┌─ Given data

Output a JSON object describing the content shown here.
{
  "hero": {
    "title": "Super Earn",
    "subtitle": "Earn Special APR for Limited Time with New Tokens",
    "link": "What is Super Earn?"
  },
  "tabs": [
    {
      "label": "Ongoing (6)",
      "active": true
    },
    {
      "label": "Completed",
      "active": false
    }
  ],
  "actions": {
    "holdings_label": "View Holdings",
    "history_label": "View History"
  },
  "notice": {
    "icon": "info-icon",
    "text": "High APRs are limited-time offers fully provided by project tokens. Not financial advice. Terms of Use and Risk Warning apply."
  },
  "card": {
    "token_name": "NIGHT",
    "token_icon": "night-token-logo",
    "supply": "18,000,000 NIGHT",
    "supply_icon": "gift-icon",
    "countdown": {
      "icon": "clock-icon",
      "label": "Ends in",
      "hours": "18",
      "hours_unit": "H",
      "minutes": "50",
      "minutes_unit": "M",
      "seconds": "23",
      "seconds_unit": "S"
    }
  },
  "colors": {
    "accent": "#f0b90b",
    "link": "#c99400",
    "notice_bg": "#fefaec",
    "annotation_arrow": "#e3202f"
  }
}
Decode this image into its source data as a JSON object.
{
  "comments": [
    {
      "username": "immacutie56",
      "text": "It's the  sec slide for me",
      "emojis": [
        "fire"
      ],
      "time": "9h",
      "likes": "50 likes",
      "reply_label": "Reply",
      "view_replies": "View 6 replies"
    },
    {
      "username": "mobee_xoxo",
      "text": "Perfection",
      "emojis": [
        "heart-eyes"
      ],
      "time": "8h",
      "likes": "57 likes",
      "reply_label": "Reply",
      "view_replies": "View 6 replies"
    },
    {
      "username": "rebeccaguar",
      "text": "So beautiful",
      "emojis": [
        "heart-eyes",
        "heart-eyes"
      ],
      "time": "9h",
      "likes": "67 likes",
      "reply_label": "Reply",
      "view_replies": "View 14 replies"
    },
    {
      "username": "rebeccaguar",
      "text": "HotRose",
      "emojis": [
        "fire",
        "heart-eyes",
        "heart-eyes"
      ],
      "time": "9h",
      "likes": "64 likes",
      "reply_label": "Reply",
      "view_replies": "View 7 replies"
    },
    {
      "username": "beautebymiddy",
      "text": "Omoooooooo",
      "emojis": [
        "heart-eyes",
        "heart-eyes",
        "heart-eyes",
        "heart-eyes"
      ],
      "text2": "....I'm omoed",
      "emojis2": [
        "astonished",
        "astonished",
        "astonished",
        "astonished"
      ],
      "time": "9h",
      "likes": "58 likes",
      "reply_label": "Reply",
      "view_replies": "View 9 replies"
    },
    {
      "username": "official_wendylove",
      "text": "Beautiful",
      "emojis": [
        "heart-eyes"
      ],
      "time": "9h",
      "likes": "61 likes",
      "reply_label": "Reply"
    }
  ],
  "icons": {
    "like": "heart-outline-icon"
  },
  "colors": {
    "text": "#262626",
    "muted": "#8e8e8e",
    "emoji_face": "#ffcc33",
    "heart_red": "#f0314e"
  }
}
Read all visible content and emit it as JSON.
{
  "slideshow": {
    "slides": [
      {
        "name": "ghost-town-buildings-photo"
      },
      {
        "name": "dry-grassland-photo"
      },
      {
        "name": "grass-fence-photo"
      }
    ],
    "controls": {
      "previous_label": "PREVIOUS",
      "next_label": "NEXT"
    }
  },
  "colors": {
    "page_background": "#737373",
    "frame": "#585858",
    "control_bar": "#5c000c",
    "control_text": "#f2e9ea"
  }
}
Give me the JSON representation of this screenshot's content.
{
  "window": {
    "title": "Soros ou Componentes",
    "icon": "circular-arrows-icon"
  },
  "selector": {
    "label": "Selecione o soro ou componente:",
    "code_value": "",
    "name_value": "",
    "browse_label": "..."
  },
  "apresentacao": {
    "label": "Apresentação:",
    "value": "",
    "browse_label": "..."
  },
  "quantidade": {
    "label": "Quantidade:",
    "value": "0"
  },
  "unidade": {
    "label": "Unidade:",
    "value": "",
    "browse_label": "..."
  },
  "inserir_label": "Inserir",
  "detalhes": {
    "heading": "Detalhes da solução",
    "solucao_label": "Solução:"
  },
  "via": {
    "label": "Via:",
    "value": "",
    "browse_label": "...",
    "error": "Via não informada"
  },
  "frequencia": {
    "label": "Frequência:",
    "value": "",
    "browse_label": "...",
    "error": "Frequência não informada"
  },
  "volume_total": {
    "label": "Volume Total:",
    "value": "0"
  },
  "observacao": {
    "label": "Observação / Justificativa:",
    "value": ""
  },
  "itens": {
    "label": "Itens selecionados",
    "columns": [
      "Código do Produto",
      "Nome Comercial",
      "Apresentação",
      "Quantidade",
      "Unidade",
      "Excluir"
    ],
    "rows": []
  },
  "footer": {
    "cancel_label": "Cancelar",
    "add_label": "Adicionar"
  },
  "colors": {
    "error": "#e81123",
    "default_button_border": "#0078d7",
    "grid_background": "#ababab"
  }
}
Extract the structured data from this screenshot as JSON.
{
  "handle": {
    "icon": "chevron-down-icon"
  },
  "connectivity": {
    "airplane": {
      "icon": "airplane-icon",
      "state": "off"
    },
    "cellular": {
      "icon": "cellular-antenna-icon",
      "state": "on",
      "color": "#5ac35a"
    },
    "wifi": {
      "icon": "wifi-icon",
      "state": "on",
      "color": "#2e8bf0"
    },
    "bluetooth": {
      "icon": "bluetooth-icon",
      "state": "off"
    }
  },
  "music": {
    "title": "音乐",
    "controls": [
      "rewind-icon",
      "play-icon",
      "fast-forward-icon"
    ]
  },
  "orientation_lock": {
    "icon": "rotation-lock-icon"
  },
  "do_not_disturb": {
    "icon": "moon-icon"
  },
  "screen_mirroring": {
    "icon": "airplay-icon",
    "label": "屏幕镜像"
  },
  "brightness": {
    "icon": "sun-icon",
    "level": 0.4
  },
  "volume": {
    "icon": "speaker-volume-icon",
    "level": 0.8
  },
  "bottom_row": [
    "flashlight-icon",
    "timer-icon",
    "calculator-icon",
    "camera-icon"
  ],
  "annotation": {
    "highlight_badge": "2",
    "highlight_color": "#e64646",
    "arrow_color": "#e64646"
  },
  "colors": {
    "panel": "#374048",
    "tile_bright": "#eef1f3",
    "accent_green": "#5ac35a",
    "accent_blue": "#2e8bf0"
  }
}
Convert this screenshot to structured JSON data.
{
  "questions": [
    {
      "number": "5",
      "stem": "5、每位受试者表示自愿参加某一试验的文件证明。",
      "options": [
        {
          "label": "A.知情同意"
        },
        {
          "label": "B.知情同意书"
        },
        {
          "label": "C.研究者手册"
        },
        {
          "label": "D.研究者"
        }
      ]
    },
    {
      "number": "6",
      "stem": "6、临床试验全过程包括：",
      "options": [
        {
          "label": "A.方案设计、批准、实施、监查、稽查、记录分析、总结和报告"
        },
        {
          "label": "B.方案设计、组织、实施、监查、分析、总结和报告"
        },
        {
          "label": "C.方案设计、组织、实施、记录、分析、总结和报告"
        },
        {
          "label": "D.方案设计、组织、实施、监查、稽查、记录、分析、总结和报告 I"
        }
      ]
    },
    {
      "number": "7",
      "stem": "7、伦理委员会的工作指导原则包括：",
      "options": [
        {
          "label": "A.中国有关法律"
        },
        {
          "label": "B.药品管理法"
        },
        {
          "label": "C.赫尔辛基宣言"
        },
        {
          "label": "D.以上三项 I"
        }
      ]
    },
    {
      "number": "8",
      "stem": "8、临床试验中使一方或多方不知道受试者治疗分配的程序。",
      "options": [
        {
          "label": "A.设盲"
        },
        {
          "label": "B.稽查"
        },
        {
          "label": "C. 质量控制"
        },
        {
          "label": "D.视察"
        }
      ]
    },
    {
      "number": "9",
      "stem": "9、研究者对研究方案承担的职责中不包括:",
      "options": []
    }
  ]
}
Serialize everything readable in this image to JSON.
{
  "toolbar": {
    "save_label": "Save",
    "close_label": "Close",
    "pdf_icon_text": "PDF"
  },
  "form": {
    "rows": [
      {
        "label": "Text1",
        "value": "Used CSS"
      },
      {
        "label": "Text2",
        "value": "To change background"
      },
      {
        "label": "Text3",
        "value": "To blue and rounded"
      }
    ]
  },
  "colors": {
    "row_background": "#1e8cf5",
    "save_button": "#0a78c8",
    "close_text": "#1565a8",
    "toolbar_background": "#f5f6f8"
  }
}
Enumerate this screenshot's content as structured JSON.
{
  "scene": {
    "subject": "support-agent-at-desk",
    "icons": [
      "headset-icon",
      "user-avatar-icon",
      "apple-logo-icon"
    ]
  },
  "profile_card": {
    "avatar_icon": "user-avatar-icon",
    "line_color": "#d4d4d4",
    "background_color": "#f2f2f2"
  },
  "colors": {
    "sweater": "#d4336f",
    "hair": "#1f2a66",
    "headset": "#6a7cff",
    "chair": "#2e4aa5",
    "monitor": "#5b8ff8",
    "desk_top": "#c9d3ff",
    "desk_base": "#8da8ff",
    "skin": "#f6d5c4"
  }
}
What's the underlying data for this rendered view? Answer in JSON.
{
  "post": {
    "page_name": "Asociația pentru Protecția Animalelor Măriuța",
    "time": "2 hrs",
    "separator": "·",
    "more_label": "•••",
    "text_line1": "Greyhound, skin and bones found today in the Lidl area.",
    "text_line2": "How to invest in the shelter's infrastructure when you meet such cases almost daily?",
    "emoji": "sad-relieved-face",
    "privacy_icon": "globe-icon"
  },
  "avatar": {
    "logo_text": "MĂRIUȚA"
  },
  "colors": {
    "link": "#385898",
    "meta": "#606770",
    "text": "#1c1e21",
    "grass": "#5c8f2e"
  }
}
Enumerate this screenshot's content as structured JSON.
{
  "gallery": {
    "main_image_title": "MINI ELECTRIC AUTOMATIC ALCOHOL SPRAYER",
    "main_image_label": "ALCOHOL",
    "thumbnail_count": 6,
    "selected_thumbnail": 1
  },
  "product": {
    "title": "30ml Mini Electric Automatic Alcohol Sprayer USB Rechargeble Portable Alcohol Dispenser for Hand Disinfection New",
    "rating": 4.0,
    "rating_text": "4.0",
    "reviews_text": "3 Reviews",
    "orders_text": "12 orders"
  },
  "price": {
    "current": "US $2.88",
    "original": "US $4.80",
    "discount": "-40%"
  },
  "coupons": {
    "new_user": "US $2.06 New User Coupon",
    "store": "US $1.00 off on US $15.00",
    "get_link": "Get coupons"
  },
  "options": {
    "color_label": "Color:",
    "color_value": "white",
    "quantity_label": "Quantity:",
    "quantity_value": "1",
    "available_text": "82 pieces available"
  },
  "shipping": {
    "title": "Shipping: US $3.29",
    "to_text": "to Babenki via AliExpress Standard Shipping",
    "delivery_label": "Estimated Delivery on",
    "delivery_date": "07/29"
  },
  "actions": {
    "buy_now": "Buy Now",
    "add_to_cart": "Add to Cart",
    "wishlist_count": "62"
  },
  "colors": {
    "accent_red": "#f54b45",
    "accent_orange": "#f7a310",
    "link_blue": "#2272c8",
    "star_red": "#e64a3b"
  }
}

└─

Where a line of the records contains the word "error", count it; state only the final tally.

3